Look through the records below and state how many lines carry the string "JSON", adding nothing.
### GIVEN ENTRIES
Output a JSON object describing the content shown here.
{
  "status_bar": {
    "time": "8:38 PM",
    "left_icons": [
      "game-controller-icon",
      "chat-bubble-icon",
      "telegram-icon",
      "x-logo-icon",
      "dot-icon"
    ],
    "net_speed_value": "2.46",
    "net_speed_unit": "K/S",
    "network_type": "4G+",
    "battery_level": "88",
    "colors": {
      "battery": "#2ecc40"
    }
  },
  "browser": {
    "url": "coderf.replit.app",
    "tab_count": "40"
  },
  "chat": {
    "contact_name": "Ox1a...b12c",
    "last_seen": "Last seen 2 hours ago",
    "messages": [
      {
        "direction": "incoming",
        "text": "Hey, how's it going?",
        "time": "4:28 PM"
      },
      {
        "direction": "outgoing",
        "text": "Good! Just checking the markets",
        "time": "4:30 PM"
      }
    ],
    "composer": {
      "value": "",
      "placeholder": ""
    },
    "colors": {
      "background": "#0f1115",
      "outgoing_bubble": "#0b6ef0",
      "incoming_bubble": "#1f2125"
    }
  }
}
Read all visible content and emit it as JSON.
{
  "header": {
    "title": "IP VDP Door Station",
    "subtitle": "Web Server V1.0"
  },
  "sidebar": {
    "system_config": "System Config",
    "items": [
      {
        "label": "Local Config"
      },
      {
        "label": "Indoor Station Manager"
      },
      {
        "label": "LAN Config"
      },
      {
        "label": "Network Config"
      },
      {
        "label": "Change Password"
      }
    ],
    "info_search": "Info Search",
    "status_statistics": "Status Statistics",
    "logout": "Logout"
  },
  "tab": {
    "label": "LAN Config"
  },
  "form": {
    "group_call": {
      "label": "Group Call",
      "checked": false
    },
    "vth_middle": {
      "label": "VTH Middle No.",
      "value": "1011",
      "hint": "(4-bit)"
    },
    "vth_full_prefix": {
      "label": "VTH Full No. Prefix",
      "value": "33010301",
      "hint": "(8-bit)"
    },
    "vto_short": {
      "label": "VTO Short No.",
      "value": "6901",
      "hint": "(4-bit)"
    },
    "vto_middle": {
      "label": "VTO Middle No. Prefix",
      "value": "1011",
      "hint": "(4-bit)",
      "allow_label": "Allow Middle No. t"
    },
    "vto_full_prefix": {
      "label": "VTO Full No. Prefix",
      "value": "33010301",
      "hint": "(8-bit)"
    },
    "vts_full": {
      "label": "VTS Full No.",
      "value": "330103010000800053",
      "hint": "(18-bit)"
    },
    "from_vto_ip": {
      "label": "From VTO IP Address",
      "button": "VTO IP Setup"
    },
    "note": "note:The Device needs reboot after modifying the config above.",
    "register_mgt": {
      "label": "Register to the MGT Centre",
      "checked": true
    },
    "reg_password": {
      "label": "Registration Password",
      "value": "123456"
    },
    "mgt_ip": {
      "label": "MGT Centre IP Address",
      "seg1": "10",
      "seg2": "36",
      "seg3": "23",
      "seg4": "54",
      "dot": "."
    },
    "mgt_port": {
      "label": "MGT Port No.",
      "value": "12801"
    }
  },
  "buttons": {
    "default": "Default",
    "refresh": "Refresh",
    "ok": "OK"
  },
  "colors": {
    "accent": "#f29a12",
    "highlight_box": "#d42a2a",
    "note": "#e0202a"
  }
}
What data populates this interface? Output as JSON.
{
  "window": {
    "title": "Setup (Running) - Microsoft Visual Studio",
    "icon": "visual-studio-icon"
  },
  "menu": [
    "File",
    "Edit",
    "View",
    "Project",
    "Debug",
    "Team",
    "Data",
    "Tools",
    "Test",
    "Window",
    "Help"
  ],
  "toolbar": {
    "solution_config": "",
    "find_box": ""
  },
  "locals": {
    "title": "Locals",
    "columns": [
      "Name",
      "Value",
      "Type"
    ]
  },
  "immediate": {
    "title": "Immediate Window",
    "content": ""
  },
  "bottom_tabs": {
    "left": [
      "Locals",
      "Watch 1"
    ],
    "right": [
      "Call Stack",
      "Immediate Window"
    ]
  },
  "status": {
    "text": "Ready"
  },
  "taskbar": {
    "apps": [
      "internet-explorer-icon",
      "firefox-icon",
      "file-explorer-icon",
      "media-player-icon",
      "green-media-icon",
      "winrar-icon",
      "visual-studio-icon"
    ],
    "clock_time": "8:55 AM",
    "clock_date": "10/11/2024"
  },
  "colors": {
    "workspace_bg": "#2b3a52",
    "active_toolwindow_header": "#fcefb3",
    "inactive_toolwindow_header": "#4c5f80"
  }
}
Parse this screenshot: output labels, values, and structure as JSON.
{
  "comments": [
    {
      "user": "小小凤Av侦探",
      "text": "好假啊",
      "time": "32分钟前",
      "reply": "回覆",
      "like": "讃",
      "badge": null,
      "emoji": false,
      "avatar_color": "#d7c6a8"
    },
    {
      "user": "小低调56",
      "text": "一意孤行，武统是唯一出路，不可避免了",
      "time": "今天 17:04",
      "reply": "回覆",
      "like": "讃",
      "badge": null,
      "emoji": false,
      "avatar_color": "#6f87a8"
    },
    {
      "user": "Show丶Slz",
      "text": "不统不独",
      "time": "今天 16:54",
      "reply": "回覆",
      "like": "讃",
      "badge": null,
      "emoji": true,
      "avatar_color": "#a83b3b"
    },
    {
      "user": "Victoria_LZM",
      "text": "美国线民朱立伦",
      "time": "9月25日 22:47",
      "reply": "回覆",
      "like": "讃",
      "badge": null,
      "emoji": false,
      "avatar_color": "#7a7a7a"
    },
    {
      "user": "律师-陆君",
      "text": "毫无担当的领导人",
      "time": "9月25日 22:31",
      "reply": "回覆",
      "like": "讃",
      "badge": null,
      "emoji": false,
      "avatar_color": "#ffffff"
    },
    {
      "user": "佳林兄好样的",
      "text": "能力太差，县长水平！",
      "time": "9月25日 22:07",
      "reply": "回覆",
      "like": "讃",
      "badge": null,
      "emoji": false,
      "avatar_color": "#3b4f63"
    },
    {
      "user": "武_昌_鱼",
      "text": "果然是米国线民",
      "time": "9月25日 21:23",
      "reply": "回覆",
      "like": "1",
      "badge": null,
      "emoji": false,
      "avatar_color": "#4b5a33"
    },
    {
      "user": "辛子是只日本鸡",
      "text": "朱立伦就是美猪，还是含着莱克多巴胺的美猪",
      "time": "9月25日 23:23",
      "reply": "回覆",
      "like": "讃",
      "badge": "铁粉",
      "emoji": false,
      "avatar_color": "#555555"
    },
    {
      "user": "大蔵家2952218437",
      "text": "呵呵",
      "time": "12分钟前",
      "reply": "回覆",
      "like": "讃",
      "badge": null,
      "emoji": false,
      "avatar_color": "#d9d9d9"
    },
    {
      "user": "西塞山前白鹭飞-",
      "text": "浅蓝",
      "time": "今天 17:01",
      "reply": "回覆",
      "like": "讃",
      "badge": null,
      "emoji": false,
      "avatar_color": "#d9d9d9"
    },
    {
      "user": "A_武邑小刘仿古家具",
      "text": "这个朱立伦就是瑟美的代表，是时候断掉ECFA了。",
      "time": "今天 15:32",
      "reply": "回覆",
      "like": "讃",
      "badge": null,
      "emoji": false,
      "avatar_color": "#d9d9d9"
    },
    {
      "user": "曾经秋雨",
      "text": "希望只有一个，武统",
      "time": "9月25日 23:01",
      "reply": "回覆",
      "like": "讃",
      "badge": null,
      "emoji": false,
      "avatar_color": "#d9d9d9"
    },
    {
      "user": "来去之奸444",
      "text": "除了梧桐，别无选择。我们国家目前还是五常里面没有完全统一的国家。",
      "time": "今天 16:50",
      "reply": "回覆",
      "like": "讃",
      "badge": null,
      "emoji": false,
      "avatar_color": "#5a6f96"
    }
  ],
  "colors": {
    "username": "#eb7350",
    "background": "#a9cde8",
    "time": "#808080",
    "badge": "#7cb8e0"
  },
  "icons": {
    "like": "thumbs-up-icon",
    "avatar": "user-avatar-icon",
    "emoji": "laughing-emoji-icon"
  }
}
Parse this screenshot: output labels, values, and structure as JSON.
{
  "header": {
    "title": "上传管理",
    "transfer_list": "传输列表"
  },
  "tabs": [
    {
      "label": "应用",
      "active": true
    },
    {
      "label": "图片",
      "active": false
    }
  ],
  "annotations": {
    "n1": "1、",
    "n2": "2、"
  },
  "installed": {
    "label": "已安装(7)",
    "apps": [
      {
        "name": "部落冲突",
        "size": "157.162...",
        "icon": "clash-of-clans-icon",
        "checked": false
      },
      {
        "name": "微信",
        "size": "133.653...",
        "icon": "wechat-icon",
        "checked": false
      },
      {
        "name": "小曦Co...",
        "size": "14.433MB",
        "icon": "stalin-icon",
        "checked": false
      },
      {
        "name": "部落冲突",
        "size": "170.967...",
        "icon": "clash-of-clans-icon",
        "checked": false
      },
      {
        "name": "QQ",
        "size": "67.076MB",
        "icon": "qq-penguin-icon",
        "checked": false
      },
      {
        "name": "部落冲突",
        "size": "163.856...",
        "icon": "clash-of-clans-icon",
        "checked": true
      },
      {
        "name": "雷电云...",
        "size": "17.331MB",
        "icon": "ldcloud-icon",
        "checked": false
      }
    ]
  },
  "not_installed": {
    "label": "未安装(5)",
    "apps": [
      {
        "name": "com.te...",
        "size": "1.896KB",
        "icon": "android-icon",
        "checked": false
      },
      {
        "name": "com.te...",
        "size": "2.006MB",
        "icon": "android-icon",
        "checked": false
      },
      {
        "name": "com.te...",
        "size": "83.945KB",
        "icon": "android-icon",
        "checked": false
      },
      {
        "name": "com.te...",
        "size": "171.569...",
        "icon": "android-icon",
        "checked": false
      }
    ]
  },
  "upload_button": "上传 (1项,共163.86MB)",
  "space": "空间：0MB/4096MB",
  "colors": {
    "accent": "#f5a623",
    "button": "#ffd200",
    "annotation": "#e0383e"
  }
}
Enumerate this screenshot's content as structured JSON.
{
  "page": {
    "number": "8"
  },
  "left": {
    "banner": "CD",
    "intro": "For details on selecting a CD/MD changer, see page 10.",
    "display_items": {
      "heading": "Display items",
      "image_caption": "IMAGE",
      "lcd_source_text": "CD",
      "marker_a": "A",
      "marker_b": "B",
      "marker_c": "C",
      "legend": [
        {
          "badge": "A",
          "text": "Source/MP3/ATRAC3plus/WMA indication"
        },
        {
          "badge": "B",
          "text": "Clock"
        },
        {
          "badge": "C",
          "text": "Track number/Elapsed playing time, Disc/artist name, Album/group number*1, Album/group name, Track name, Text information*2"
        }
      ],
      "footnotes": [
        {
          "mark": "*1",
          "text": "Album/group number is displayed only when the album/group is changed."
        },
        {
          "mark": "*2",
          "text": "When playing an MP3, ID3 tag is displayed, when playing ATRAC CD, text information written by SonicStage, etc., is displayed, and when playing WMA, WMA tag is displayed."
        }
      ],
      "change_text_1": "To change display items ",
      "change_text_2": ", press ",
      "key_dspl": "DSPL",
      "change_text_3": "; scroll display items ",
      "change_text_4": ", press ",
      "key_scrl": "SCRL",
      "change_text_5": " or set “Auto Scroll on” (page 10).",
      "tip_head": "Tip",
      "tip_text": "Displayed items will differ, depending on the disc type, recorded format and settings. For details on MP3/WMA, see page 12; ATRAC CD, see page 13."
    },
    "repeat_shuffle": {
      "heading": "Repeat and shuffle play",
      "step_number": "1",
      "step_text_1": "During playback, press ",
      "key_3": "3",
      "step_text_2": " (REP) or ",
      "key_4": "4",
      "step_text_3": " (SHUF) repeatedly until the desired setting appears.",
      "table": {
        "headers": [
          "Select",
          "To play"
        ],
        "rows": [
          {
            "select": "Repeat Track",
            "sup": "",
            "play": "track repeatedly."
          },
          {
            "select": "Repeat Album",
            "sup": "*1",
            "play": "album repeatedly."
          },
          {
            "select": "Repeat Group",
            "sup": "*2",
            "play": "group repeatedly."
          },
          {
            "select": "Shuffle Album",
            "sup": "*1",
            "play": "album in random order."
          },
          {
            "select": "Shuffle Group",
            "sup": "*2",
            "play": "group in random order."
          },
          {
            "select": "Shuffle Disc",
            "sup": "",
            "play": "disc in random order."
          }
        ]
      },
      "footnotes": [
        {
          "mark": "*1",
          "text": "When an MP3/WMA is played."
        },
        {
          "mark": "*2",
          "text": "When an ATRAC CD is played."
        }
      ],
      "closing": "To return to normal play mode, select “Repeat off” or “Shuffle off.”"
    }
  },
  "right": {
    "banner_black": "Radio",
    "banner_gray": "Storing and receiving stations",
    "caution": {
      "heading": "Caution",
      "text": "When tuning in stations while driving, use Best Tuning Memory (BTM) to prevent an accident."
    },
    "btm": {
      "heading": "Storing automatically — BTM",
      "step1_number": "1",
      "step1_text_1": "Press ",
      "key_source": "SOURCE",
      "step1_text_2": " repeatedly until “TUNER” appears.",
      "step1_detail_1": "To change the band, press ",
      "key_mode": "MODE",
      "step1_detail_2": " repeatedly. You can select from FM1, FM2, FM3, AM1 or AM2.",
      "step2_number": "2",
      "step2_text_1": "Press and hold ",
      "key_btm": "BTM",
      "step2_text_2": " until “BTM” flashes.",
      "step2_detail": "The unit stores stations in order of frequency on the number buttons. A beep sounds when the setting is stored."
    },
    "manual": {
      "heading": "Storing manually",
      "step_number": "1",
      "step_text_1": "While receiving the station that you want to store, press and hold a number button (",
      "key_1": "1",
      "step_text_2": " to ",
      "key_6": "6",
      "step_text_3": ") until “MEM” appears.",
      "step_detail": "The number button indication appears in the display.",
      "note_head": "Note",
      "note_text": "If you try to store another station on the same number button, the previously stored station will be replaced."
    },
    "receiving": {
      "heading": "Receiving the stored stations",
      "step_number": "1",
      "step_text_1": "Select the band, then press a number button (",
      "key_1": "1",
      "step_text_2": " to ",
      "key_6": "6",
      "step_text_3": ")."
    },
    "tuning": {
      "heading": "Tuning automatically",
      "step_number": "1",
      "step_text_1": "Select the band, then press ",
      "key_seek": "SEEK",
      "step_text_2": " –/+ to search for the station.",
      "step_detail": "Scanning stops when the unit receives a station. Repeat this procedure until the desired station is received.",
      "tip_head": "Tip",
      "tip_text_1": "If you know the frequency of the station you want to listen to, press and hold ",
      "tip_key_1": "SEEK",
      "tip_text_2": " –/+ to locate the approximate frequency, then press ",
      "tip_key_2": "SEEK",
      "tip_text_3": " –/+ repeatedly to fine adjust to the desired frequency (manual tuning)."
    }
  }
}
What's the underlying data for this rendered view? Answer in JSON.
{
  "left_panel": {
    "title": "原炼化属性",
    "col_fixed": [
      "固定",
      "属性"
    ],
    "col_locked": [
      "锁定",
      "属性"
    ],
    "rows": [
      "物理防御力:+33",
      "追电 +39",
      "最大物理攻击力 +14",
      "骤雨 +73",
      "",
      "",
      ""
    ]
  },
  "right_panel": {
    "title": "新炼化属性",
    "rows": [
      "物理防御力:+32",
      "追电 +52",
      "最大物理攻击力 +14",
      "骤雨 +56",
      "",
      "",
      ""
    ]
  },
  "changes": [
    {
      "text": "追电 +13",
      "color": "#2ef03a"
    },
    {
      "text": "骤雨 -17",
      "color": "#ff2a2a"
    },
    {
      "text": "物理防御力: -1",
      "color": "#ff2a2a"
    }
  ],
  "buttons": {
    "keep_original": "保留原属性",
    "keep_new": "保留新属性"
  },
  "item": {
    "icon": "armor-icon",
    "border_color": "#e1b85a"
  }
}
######
### ANSWER SPACE
7